Interface dataset entries:
§

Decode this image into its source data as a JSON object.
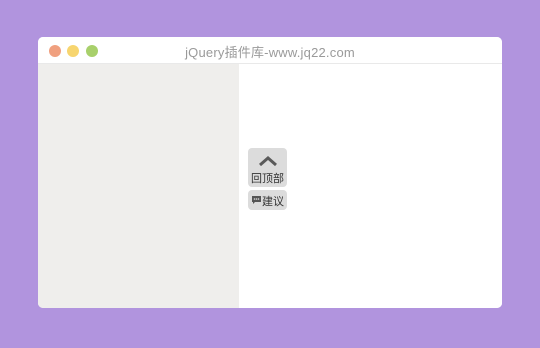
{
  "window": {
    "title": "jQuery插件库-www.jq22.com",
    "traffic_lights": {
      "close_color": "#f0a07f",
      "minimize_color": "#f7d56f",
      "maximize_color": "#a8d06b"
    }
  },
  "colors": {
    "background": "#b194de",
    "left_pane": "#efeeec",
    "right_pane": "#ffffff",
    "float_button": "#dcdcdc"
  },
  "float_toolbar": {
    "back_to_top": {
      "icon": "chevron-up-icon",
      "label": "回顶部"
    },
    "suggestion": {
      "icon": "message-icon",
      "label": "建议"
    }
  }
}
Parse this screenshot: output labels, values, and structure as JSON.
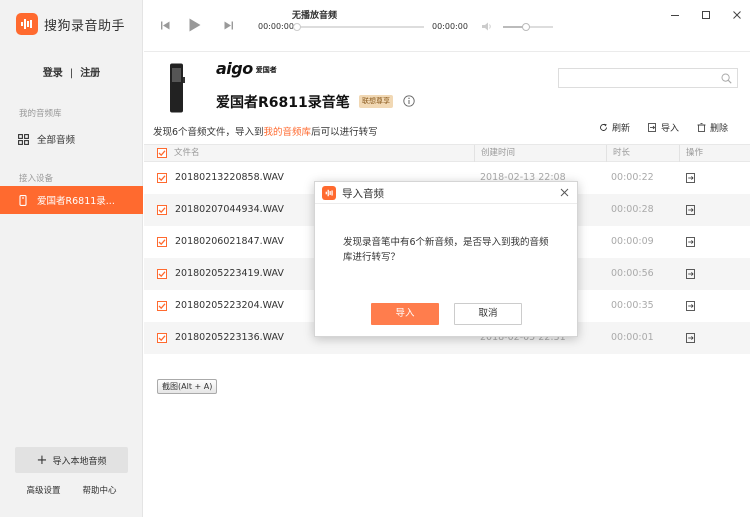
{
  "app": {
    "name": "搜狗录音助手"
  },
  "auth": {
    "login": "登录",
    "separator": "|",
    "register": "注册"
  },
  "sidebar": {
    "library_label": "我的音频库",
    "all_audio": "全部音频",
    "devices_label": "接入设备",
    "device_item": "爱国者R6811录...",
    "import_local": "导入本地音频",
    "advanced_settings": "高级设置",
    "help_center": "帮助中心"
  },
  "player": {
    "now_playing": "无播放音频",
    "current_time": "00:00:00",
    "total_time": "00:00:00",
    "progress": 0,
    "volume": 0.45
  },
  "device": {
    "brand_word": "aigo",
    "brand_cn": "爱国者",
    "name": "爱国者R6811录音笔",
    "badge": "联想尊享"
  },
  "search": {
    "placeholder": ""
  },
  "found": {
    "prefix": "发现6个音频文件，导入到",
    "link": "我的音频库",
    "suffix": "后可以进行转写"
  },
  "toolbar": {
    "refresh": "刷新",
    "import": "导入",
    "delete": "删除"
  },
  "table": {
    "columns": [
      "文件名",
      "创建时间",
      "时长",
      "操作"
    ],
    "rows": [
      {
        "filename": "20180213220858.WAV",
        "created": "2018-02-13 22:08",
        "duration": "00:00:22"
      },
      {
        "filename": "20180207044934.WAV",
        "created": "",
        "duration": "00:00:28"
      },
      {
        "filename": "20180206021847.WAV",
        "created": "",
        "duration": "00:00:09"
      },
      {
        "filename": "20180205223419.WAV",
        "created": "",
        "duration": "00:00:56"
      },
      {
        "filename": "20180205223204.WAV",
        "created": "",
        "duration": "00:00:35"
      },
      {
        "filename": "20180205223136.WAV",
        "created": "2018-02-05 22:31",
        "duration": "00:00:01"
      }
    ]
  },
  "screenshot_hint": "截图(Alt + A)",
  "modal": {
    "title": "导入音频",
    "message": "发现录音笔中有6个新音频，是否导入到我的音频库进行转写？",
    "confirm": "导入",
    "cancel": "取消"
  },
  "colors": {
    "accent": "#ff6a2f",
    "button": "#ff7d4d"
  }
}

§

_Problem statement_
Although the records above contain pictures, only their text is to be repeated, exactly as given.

_Task solution_
Decode this image into its source data as a JSON object.
{
  "window": {
    "title": "jQuery插件库-www.jq22.com",
    "traffic_lights": {
      "close_color": "#f0a07f",
      "minimize_color": "#f7d56f",
      "maximize_color": "#a8d06b"
    }
  },
  "colors": {
    "background": "#b194de",
    "left_pane": "#efeeec",
    "right_pane": "#ffffff",
    "float_button": "#dcdcdc"
  },
  "float_toolbar": {
    "back_to_top": {
      "icon": "chevron-up-icon",
      "label": "回顶部"
    },
    "suggestion": {
      "icon": "message-icon",
      "label": "建议"
    }
  }
}
Parse this screenshot: output labels, values, and structure as JSON.
{
  "app": {
    "name": "搜狗录音助手"
  },
  "auth": {
    "login": "登录",
    "separator": "|",
    "register": "注册"
  },
  "sidebar": {
    "library_label": "我的音频库",
    "all_audio": "全部音频",
    "devices_label": "接入设备",
    "device_item": "爱国者R6811录...",
    "import_local": "导入本地音频",
    "advanced_settings": "高级设置",
    "help_center": "帮助中心"
  },
  "player": {
    "now_playing": "无播放音频",
    "current_time": "00:00:00",
    "total_time": "00:00:00",
    "progress": 0,
    "volume": 0.45
  },
  "device": {
    "brand_word": "aigo",
    "brand_cn": "爱国者",
    "name": "爱国者R6811录音笔",
    "badge": "联想尊享"
  },
  "search": {
    "placeholder": ""
  },
  "found": {
    "prefix": "发现6个音频文件，导入到",
    "link": "我的音频库",
    "suffix": "后可以进行转写"
  },
  "toolbar": {
    "refresh": "刷新",
    "import": "导入",
    "delete": "删除"
  },
  "table": {
    "columns": [
      "文件名",
      "创建时间",
      "时长",
      "操作"
    ],
    "rows": [
      {
        "filename": "20180213220858.WAV",
        "created": "2018-02-13 22:08",
        "duration": "00:00:22"
      },
      {
        "filename": "20180207044934.WAV",
        "created": "",
        "duration": "00:00:28"
      },
      {
        "filename": "20180206021847.WAV",
        "created": "",
        "duration": "00:00:09"
      },
      {
        "filename": "20180205223419.WAV",
        "created": "",
        "duration": "00:00:56"
      },
      {
        "filename": "20180205223204.WAV",
        "created": "",
        "duration": "00:00:35"
      },
      {
        "filename": "20180205223136.WAV",
        "created": "2018-02-05 22:31",
        "duration": "00:00:01"
      }
    ]
  },
  "screenshot_hint": "截图(Alt + A)",
  "modal": {
    "title": "导入音频",
    "message": "发现录音笔中有6个新音频，是否导入到我的音频库进行转写？",
    "confirm": "导入",
    "cancel": "取消"
  },
  "colors": {
    "accent": "#ff6a2f",
    "button": "#ff7d4d"
  }
}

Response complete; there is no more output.